“The day we purchased it, it was underwater, flooded,” Tawczynski recalls with a hearty laugh.

He brings the pickup truck to a full stop out at the far edge of that original 85 acres, by a patch of shade under poplar and swamp maples. This is one of his favorite places on the planet, and he has traveled the world.

In the background, Monument Mountain presses against the sky. In the middle ground, the tomatoes aren’t ready yet. Come fall, these fields will be cloaked in a mantle of pumpkins and squash that will be cut loose at the stem and shipped all over the region. In the foreground, a field has a cover crop of clover. Tawczynski's son, Paul, now manages the farm.

A red-winged blackbird cuts across the sky. That little brook that Tawczynski fishes — that he writes about — trickles into the Housatonic to the left. But if you follow it in the opposite direction, it leads up Monument Mountain. Just below Squaw Peak, you’ll find its headwaters. Tawczynski has followed that brook countless times. Somewhere up there (he won’t say where) he once discovered a gold mine of sorts: about a dozen white American truffles. He has never found them since then.

Leaning against his truck, he smacks at a deer fly picnicking upon his hand, leaving a red gotcha-splatter of his own blood.

The grass here is tamped down still from a Fourth of July family picnic. The remains of jalapeño peppers are left on the ground. Among the plentiful wildlife that have their way with Taft Farms’ bounty, no takers yet for the scattered jalapeño peppers.

Out here in his favorite spot, Tawczynski wants to talk about mist, green mist.

"You know," he says, "there's a phenomenon that occurs from time to time out in the fields. It's a green mist. It happens at midday, when you wouldn't expect it. I'll be out there writing on my clipboard, and suddenly I look up, and I'm surrounded by it. It's amazing. It just happens."

He has seen it maybe five or six times in his life.

"It's a spiritual happening," Tawczynski says. "It gives you a feeling — like, ‘Maybe I am doing things right,’ and I no longer doubt myself."

He wrote about it years ago for the publication American Vegetable Grower. Farmers around the country wrote to him about how they, too, have experienced the green mist. The book title is derived from it.

"The thing is, you can't be a farmer and not believe in God," Tawczynski says. "When you're a farmer, you realize everything is temporary, and we are just stewards, and the land doesn't belong to us."

His glasses have tinted from the bright sun, a break in the rainy weather.

“Look at this land,” he says. “I come out here and soak it all in.”

In 1968, a week after the 85-acre purchase, the ground had finally dried out enough. Along with Stan and his wife, Maureen (both now deceased), Tawczynski and Martha explored all the way back to where Tawczynski is now standing.

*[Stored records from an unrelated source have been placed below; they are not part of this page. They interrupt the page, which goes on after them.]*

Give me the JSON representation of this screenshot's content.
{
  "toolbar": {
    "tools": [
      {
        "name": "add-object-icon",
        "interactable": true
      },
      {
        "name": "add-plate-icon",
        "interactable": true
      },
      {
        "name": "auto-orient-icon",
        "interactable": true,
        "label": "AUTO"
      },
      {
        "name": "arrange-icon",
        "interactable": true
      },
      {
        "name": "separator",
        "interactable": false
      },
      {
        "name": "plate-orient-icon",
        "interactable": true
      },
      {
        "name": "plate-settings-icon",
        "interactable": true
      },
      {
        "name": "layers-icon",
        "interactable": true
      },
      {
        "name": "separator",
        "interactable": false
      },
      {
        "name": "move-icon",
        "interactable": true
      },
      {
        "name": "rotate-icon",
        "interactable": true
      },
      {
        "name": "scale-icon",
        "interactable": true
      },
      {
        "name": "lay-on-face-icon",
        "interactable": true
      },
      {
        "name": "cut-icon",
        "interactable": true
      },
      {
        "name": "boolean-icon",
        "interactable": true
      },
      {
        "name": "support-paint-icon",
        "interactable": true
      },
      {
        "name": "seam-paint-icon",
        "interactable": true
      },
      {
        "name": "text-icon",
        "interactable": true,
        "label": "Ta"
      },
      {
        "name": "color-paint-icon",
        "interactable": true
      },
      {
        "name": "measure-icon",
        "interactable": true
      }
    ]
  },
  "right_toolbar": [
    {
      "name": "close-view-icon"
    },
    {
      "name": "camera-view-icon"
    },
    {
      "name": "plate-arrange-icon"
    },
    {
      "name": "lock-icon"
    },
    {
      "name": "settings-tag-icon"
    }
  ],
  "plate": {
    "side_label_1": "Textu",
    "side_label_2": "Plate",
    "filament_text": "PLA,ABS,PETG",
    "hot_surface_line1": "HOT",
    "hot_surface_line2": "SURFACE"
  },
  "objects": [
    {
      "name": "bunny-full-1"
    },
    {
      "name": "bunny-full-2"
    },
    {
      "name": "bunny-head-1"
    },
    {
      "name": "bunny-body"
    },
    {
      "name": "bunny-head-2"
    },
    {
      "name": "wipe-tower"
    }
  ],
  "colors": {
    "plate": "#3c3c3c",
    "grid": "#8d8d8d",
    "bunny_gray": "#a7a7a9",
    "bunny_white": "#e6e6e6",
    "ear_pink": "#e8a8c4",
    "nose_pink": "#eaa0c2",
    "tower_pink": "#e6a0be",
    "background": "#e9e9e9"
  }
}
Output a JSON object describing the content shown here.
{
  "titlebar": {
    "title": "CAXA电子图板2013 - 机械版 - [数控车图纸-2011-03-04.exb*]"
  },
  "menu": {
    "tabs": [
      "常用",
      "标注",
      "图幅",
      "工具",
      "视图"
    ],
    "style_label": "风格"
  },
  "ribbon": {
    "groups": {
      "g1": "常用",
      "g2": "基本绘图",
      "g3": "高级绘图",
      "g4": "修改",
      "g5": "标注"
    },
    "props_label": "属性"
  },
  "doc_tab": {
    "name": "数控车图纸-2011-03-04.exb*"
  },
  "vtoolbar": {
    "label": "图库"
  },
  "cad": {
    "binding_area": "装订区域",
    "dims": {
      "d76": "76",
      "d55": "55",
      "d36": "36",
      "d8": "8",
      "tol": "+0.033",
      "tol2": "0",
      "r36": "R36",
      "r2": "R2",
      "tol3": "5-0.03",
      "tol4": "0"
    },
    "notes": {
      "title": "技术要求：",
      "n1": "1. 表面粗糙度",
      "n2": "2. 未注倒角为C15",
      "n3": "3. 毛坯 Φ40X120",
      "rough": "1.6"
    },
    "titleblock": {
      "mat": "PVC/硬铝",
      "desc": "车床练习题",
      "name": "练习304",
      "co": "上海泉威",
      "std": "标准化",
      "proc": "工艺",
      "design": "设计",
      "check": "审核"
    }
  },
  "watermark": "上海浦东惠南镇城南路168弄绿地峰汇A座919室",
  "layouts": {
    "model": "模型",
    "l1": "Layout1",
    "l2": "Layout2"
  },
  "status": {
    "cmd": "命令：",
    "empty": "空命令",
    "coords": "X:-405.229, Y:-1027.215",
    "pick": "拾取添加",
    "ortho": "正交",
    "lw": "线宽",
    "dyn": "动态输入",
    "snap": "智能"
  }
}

“It was all smiles,” he recalls. “We were so happy we had made the big leap, and now we just had to make it work. Everyone said we were crazy.”

He pulls a hankie out of his pocket. That memory serves as pleasant and painful headwaters to a streamlet of tears. Apologizing, he gently presses the hankie to his eyes — eyes that have seen the green mist.

Felix Carroll can be reached at